● Task requirements
Please set down each line of the material exactly.

● Material for the task
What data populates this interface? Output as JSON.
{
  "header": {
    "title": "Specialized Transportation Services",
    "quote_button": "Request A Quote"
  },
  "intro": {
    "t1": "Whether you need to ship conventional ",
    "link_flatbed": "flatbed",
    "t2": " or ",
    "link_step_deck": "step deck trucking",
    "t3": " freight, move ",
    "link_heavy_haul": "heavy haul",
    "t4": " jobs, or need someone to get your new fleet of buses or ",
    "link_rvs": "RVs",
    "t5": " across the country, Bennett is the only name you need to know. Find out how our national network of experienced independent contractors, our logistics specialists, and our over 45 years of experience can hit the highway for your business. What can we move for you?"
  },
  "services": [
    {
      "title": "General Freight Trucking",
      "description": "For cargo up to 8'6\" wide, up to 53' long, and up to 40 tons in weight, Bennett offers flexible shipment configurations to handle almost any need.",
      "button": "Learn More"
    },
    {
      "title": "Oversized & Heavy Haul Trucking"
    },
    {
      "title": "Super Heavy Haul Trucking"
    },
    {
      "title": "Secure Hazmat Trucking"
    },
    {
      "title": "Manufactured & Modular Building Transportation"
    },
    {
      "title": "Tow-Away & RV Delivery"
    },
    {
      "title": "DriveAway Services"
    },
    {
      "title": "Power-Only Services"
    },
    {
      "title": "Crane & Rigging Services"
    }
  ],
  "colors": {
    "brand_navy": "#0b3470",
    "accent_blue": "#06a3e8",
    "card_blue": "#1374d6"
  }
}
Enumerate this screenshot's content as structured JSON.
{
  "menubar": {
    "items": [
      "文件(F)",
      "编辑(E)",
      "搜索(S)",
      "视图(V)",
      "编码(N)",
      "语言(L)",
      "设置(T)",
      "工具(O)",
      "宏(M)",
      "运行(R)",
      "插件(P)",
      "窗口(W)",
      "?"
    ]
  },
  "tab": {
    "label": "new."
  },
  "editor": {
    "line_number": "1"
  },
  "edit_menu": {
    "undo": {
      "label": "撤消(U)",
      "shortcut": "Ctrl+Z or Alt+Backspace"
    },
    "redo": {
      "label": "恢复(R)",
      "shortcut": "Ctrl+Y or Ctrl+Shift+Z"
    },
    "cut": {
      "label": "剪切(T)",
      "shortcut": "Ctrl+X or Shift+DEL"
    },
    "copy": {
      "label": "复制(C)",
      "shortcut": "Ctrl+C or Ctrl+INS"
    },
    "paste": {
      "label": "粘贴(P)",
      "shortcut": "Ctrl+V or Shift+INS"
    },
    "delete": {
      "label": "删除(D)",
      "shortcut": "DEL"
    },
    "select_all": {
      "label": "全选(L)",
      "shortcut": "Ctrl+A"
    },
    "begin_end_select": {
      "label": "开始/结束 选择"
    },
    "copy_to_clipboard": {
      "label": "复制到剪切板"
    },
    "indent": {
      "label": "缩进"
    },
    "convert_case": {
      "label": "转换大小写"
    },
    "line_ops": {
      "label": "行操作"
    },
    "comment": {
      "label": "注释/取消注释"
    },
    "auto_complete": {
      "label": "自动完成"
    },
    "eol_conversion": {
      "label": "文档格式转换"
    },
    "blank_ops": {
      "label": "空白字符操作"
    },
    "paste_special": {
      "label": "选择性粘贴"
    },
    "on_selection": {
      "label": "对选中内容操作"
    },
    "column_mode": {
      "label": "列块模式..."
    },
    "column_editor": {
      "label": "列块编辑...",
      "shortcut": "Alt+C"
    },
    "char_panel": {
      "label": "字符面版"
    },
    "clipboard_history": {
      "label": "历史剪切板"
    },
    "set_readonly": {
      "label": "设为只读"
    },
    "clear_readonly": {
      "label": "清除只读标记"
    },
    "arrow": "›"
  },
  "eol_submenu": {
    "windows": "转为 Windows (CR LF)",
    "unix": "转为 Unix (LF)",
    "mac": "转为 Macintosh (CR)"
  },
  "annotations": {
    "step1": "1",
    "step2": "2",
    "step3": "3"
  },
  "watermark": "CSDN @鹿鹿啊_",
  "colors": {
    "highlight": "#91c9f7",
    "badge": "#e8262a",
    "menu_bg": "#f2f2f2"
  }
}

● Finished task
What data populates this interface? Output as JSON.
{
  "header": {
    "title": "Specialized Transportation Services",
    "quote_button": "Request A Quote"
  },
  "intro": {
    "t1": "Whether you need to ship conventional ",
    "link_flatbed": "flatbed",
    "t2": " or ",
    "link_step_deck": "step deck trucking",
    "t3": " freight, move ",
    "link_heavy_haul": "heavy haul",
    "t4": " jobs, or need someone to get your new fleet of buses or ",
    "link_rvs": "RVs",
    "t5": " across the country, Bennett is the only name you need to know. Find out how our national network of experienced independent contractors, our logistics specialists, and our over 45 years of experience can hit the highway for your business. What can we move for you?"
  },
  "services": [
    {
      "title": "General Freight Trucking",
      "description": "For cargo up to 8'6\" wide, up to 53' long, and up to 40 tons in weight, Bennett offers flexible shipment configurations to handle almost any need.",
      "button": "Learn More"
    },
    {
      "title": "Oversized & Heavy Haul Trucking"
    },
    {
      "title": "Super Heavy Haul Trucking"
    },
    {
      "title": "Secure Hazmat Trucking"
    },
    {
      "title": "Manufactured & Modular Building Transportation"
    },
    {
      "title": "Tow-Away & RV Delivery"
    },
    {
      "title": "DriveAway Services"
    },
    {
      "title": "Power-Only Services"
    },
    {
      "title": "Crane & Rigging Services"
    }
  ],
  "colors": {
    "brand_navy": "#0b3470",
    "accent_blue": "#06a3e8",
    "card_blue": "#1374d6"
  }
}
Enumerate this screenshot's content as structured JSON.
{
  "menubar": {
    "items": [
      "文件(F)",
      "编辑(E)",
      "搜索(S)",
      "视图(V)",
      "编码(N)",
      "语言(L)",
      "设置(T)",
      "工具(O)",
      "宏(M)",
      "运行(R)",
      "插件(P)",
      "窗口(W)",
      "?"
    ]
  },
  "tab": {
    "label": "new."
  },
  "editor": {
    "line_number": "1"
  },
  "edit_menu": {
    "undo": {
      "label": "撤消(U)",
      "shortcut": "Ctrl+Z or Alt+Backspace"
    },
    "redo": {
      "label": "恢复(R)",
      "shortcut": "Ctrl+Y or Ctrl+Shift+Z"
    },
    "cut": {
      "label": "剪切(T)",
      "shortcut": "Ctrl+X or Shift+DEL"
    },
    "copy": {
      "label": "复制(C)",
      "shortcut": "Ctrl+C or Ctrl+INS"
    },
    "paste": {
      "label": "粘贴(P)",
      "shortcut": "Ctrl+V or Shift+INS"
    },
    "delete": {
      "label": "删除(D)",
      "shortcut": "DEL"
    },
    "select_all": {
      "label": "全选(L)",
      "shortcut": "Ctrl+A"
    },
    "begin_end_select": {
      "label": "开始/结束 选择"
    },
    "copy_to_clipboard": {
      "label": "复制到剪切板"
    },
    "indent": {
      "label": "缩进"
    },
    "convert_case": {
      "label": "转换大小写"
    },
    "line_ops": {
      "label": "行操作"
    },
    "comment": {
      "label": "注释/取消注释"
    },
    "auto_complete": {
      "label": "自动完成"
    },
    "eol_conversion": {
      "label": "文档格式转换"
    },
    "blank_ops": {
      "label": "空白字符操作"
    },
    "paste_special": {
      "label": "选择性粘贴"
    },
    "on_selection": {
      "label": "对选中内容操作"
    },
    "column_mode": {
      "label": "列块模式..."
    },
    "column_editor": {
      "label": "列块编辑...",
      "shortcut": "Alt+C"
    },
    "char_panel": {
      "label": "字符面版"
    },
    "clipboard_history": {
      "label": "历史剪切板"
    },
    "set_readonly": {
      "label": "设为只读"
    },
    "clear_readonly": {
      "label": "清除只读标记"
    },
    "arrow": "›"
  },
  "eol_submenu": {
    "windows": "转为 Windows (CR LF)",
    "unix": "转为 Unix (LF)",
    "mac": "转为 Macintosh (CR)"
  },
  "annotations": {
    "step1": "1",
    "step2": "2",
    "step3": "3"
  },
  "watermark": "CSDN @鹿鹿啊_",
  "colors": {
    "highlight": "#91c9f7",
    "badge": "#e8262a",
    "menu_bg": "#f2f2f2"
  }
}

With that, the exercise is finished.